Sometimes dogs develop grey hair at an early age, nevertheless, this is not necessarily a sign of ageing, and can occur due to a number of underlying reasons such as genetic makeup, environment, stress, or anxiety.
6. Consider the Genetics
If you’ve tried everything else and still are not able to determine the age of your pooch, remember it might be because of the simple reason that not every dog is the same age.
While the mentioned measures can help you estimate your dog’s age, it is important to keep in mind that depending on their
- Medical history,
- Diet, and
- Activity level, your dog may show signs of aging early or live rapidly into their later years.
Therefore in case of doubt, you can always seek professional help for determination or you can go for a DNA Test, with the help of a DNA kit.
The DNA test, though a bit expensive, assists to determine your dog’s genetic age. In fact, DNA testing proves to be an invaluable peace of mind for those who are desperate to know. The added benefit of DNA testing is that it provides insights and alerts you about potential health risks like cancer. So you can better coordinate with your vet to screen for particular conditions.

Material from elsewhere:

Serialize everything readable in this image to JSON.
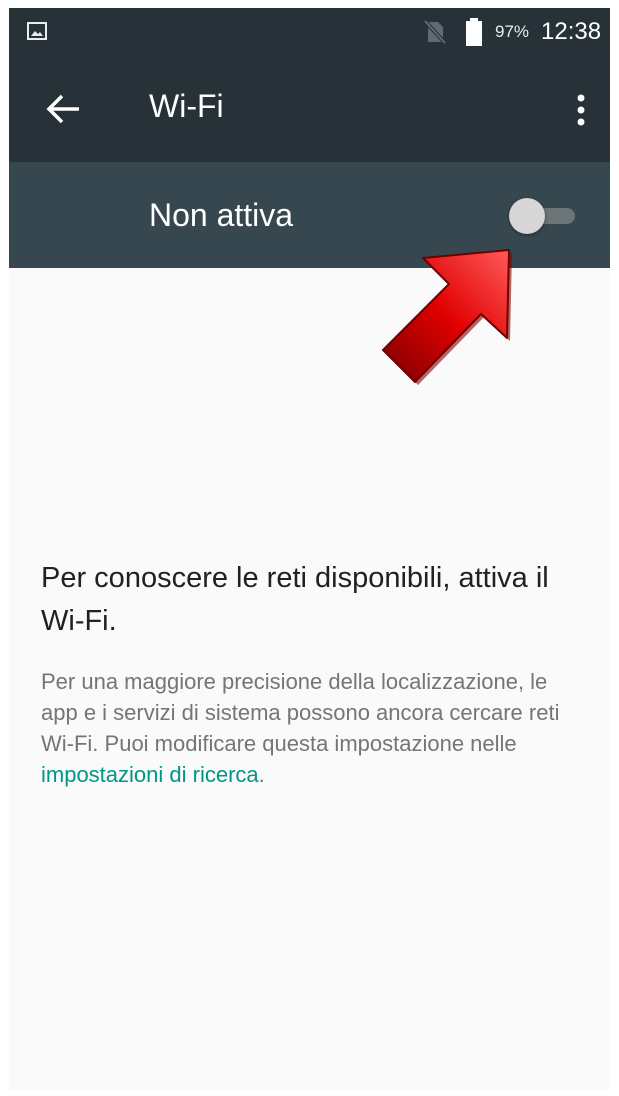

To conclude, it is absolutely fine to possess an idea of how long your dog has been on the planet. In order to ensure they live the rest of their lives happy, healthy, and safely.